The last wild card/adjustment to the trade list is Viktor Stalberg. He has played well enough that I think Francis could be happy to pull him off the trade list and just re-sign him if he wants to stay with the Hurricanes for a price similar to his current contract. The Hurricanes have young players who could surprise and push up into the top 9 next season and also (per my post evaluating the team’s forwards in detail) a need for another difference-maker scoring-wise. But I think regardless of how all of that sorts out, Stalberg makes sense as a #10-#13 forward who brings a big body, great skating/forechecking for a fourth line, penalty killing and some depth scoring to boot. Of all of the Hurricanes unrestricted free agents, I think he is the 1 that it makes sense to re-sign rather than collecting whatever is possible.
But with a couple wins, the yard sale might not be as aggressive as in years past
This time last year, Ron Francis had some assets with high value with Eric Staal leading the list but also with John-Michael Liles playing well and Kris Versteeg having value as a veteran depth scorer. The prior year Andrej Sekera netted a first round pick and also a recent second-rounder in Roland McKeown. Francis moved aggressively and even a few days early in both cases to make sure he leveraged the situation to restock his prospect pool.
The Hurricanes play 4 more times before next Wednesday’s trade deadline. If the team continues to stumble such that it is more or less eliminated from playoff contention, look for an all out sale reminiscent of years past with Francis holding auctions and collecting what he can for every player except possibly Stalberg. The assets he has this trade deadline are likely only to garner mid-late round picks (though I would be happy to be surprised with a third-rounder or 2) and that is dependent on a team having a need for a specific skill set (i.e. penalty killing) from a depth player. So while the current trajectory sees Francis toting all his stuff out into the front yard, there is a chance that despite best efforts, some of it comes back. In addition, even if the sale is successful, the return to be had is not as great as in years past.
The best chance might be a domino effect
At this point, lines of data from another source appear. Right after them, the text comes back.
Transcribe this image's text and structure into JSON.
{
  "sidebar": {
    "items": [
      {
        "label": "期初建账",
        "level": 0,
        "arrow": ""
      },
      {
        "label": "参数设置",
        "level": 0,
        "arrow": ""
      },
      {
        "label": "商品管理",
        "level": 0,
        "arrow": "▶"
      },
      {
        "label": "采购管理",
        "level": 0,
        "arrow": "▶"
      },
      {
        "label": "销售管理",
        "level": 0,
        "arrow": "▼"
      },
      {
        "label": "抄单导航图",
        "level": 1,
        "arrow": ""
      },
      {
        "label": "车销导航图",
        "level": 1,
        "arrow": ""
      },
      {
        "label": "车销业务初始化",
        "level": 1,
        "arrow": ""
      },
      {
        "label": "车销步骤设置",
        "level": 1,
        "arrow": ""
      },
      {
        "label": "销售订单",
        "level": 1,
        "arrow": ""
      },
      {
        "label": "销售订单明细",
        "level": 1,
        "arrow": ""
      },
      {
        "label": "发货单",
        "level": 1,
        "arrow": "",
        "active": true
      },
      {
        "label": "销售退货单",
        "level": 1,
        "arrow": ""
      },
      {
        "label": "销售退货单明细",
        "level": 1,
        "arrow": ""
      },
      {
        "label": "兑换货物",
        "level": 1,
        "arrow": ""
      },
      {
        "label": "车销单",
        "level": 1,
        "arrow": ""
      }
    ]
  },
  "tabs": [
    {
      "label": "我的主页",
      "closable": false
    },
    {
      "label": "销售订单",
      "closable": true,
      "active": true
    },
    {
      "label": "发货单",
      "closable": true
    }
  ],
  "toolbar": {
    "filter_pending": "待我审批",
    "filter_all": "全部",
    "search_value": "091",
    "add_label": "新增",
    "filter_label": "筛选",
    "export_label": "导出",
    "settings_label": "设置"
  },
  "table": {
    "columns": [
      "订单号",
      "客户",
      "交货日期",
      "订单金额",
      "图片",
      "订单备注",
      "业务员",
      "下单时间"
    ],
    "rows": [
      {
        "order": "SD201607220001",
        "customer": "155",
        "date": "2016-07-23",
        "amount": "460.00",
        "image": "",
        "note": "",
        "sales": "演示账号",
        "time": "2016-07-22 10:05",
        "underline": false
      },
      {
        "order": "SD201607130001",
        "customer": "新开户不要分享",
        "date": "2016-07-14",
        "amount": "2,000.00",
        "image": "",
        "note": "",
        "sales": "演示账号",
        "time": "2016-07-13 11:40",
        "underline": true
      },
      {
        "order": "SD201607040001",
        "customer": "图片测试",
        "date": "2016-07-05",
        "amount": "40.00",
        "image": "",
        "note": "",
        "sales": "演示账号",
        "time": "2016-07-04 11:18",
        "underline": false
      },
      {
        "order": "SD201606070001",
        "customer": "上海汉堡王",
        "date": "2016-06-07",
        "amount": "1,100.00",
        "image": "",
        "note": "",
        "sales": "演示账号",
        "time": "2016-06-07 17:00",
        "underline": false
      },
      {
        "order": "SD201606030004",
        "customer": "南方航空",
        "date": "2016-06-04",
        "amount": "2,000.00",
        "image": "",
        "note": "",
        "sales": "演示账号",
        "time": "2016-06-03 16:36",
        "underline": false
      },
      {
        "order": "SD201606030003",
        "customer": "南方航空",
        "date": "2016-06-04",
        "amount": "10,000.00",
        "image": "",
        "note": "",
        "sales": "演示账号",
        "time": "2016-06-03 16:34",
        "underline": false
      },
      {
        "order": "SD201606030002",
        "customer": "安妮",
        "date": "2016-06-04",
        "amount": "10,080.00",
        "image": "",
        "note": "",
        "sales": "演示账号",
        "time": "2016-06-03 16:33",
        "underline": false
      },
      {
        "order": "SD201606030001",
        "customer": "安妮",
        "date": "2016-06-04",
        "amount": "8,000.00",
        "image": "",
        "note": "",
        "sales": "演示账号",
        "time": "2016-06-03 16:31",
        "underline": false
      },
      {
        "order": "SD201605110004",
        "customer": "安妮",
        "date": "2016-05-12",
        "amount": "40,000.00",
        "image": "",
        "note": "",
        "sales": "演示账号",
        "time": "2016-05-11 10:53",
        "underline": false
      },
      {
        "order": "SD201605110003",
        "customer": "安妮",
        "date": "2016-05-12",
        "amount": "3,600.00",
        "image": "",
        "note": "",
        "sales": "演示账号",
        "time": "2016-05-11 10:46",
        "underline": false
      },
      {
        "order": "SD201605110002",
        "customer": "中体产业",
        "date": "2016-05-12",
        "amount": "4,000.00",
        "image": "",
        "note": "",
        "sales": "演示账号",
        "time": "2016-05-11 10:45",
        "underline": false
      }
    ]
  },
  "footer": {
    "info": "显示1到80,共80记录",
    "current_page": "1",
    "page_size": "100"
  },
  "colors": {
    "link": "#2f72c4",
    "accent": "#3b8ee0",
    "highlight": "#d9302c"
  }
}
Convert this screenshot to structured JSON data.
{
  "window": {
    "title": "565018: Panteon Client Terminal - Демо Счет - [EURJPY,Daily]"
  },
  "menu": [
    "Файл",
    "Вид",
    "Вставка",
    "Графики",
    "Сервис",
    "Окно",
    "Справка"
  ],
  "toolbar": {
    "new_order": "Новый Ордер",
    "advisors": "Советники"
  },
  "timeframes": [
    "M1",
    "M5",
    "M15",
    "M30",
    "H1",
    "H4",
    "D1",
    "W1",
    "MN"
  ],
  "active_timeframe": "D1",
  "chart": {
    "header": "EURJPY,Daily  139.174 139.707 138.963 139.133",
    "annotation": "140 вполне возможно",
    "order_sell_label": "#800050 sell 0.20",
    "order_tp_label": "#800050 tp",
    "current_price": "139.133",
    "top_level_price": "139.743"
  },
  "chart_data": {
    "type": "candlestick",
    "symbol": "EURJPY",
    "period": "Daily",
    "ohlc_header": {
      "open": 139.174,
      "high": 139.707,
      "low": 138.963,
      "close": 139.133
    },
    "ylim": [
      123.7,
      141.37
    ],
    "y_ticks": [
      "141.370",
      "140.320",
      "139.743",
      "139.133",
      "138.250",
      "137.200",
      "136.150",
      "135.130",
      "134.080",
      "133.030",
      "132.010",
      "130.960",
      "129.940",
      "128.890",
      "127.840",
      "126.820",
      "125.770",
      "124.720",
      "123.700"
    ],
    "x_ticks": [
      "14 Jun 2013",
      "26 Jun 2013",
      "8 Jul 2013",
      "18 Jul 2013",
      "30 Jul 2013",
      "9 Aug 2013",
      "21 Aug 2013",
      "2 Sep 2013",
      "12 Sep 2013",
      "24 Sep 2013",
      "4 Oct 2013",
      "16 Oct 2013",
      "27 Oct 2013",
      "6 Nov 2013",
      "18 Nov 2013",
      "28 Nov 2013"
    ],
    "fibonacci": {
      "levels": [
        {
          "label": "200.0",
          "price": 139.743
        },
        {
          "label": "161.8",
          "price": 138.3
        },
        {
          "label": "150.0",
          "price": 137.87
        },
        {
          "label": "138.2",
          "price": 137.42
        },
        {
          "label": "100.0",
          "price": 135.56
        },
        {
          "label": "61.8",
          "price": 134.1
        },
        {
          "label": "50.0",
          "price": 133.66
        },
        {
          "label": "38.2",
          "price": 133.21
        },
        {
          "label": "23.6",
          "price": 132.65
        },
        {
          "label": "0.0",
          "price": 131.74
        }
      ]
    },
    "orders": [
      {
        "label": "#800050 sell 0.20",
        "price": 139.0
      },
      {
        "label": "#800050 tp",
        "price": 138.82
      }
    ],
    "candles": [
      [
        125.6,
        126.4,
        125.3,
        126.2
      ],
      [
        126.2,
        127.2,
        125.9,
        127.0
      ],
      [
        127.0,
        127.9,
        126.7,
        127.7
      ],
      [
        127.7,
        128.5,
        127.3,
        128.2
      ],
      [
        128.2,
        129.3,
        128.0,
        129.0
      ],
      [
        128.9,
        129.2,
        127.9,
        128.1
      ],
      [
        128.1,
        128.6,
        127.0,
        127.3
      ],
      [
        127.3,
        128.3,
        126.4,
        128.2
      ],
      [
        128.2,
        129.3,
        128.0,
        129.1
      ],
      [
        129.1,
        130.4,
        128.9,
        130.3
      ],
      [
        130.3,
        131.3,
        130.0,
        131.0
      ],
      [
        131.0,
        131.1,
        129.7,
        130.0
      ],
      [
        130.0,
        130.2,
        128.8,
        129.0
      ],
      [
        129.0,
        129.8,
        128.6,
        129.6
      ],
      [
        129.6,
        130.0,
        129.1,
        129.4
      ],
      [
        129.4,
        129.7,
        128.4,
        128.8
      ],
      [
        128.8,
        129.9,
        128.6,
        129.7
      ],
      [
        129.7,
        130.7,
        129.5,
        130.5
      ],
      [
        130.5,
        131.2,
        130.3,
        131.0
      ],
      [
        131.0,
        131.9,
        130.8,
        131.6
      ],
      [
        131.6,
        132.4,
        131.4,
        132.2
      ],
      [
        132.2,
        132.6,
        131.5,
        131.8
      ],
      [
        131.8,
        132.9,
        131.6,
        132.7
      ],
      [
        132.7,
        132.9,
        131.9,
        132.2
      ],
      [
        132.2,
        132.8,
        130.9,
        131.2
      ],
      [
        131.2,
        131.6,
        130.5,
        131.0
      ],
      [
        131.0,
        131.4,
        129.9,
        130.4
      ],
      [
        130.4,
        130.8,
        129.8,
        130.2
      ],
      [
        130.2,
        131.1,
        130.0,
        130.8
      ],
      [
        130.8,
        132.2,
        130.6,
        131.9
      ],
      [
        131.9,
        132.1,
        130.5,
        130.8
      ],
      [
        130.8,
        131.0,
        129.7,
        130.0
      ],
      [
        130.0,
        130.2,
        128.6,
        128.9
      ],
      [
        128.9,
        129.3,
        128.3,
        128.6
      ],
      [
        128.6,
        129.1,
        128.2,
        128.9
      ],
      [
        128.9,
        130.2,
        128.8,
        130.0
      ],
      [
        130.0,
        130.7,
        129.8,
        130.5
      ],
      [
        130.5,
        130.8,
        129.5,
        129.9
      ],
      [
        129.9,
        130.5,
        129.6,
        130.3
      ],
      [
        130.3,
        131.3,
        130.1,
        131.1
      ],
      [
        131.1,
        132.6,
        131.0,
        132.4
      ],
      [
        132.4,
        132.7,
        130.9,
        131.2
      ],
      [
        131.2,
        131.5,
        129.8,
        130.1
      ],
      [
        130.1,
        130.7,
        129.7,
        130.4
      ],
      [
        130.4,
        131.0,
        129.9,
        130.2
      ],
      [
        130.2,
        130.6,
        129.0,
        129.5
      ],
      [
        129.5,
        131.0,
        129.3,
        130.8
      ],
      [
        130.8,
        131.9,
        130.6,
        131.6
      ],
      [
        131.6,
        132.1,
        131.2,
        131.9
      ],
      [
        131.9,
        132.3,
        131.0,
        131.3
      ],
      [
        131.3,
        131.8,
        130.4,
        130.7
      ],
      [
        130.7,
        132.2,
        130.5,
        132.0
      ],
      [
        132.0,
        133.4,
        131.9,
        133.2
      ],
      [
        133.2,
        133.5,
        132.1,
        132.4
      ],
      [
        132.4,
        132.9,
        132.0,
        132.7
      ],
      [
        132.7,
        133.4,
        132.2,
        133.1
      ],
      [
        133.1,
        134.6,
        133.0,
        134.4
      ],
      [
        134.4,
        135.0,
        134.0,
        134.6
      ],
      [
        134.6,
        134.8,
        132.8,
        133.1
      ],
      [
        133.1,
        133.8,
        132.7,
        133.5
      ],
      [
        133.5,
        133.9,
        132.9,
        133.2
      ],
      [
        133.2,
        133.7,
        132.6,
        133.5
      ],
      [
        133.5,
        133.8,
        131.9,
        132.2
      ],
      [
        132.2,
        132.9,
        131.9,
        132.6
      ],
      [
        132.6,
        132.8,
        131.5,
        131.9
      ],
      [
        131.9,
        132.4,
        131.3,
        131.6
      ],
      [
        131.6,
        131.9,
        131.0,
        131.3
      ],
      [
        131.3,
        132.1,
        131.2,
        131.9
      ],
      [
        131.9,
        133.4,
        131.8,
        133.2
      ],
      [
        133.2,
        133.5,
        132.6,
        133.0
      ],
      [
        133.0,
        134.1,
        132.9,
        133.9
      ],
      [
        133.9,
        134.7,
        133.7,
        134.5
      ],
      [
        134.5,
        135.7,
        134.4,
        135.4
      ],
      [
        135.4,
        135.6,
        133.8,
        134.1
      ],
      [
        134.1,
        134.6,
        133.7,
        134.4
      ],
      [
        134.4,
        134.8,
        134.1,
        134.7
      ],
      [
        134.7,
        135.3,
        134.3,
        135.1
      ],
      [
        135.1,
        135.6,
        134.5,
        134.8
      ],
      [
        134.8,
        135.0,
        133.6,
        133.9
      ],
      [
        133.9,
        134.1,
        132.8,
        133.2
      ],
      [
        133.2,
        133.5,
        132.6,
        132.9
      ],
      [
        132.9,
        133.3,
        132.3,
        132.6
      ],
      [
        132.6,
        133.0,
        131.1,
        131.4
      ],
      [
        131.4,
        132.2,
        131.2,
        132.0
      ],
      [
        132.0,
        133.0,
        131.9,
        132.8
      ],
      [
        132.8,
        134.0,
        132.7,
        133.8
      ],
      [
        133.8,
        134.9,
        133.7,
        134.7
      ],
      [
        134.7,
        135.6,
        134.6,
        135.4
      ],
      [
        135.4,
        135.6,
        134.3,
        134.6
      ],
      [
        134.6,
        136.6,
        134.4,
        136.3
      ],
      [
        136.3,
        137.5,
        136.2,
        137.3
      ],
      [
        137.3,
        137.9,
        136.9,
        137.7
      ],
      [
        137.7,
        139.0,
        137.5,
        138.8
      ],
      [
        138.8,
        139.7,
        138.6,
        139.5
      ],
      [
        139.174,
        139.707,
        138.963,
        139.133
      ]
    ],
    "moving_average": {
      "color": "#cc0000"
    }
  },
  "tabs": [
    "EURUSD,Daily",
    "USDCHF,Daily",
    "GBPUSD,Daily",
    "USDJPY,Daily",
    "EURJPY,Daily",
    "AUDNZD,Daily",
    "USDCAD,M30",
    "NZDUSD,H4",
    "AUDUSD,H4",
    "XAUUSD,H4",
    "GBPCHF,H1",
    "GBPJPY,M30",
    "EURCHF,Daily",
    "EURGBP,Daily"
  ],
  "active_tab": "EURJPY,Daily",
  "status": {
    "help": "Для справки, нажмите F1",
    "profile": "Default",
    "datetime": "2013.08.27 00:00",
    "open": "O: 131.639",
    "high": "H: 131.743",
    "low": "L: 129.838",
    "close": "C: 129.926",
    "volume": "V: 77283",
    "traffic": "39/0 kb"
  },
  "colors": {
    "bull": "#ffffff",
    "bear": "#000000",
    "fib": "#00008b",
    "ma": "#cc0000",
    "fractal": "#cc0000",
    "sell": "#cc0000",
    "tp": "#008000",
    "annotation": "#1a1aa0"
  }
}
History suggests that some team will overbid to win a key player at the trade deadline such that it is an expensive time to shop for anything. As such, I think the probability of Francis winning any kind of bidding war for a prized player like Duchene or Landeskog is very low. I think what might be more interesting to watch is domino effects if/when teams that are looking to add win these bidding wars and then consider second deals either to make the salary cap math work or to clear out a player who was previously in the slot to be filled by the newly added star. The scenarios and names who could be part of this kind of deal will feature in my upcoming trade deadline series.